(YOUR TASK):
Copy the entire listing, down to the final line, exactly.

Content starts

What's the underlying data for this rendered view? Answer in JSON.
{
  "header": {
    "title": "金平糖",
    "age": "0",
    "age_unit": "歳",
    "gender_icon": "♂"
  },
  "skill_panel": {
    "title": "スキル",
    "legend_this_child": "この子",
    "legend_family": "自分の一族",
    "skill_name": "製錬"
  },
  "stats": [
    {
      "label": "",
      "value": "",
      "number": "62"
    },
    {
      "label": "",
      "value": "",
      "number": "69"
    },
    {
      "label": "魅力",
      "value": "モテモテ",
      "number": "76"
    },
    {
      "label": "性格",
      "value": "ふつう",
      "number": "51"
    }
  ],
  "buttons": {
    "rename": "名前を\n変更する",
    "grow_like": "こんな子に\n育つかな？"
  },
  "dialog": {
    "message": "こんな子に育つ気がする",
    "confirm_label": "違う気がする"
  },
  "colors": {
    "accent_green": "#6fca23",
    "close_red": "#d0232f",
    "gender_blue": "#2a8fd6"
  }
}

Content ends

(ANSWER BOX):
What's the underlying data for this rendered view? Answer in JSON.
{
  "header": {
    "title": "金平糖",
    "age": "0",
    "age_unit": "歳",
    "gender_icon": "♂"
  },
  "skill_panel": {
    "title": "スキル",
    "legend_this_child": "この子",
    "legend_family": "自分の一族",
    "skill_name": "製錬"
  },
  "stats": [
    {
      "label": "",
      "value": "",
      "number": "62"
    },
    {
      "label": "",
      "value": "",
      "number": "69"
    },
    {
      "label": "魅力",
      "value": "モテモテ",
      "number": "76"
    },
    {
      "label": "性格",
      "value": "ふつう",
      "number": "51"
    }
  ],
  "buttons": {
    "rename": "名前を\n変更する",
    "grow_like": "こんな子に\n育つかな？"
  },
  "dialog": {
    "message": "こんな子に育つ気がする",
    "confirm_label": "違う気がする"
  },
  "colors": {
    "accent_green": "#6fca23",
    "close_red": "#d0232f",
    "gender_blue": "#2a8fd6"
  }
}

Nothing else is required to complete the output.